*** Opening of TASK INPUTS ***

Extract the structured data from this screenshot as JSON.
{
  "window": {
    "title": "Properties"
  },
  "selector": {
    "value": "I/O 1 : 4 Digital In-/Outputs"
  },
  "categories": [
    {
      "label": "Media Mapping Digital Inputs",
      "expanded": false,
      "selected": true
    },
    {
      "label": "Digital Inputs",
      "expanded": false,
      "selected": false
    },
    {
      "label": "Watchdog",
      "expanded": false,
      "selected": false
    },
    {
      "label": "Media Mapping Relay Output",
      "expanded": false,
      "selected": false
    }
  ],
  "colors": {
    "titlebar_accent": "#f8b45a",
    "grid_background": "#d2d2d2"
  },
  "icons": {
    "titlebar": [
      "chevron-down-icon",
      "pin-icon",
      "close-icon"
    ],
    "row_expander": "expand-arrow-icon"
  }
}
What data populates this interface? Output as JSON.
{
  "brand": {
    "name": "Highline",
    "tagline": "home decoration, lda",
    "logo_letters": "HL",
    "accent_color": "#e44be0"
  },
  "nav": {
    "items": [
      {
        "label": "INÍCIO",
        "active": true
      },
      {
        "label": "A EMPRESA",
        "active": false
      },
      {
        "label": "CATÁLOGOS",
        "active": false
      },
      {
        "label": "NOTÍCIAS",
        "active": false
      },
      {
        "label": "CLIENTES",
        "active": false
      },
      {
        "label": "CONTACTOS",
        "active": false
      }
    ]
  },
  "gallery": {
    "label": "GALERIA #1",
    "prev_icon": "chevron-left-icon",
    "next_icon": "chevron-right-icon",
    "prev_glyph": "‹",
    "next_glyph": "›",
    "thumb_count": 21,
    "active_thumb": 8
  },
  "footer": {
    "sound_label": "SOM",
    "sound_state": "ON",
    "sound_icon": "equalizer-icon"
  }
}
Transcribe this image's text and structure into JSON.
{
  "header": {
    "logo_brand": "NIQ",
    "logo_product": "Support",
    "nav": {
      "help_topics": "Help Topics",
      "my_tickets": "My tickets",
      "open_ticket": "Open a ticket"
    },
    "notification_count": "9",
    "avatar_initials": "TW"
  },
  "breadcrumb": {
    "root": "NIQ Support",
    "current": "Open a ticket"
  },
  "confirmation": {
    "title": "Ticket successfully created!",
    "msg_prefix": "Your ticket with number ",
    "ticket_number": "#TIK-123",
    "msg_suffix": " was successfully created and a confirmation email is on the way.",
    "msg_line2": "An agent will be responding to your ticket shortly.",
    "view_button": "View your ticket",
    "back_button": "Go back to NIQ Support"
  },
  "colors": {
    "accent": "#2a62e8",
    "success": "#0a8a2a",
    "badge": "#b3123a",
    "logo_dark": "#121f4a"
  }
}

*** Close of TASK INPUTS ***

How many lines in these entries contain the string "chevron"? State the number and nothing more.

* [SOLUTION TO THE PROBLEM] 3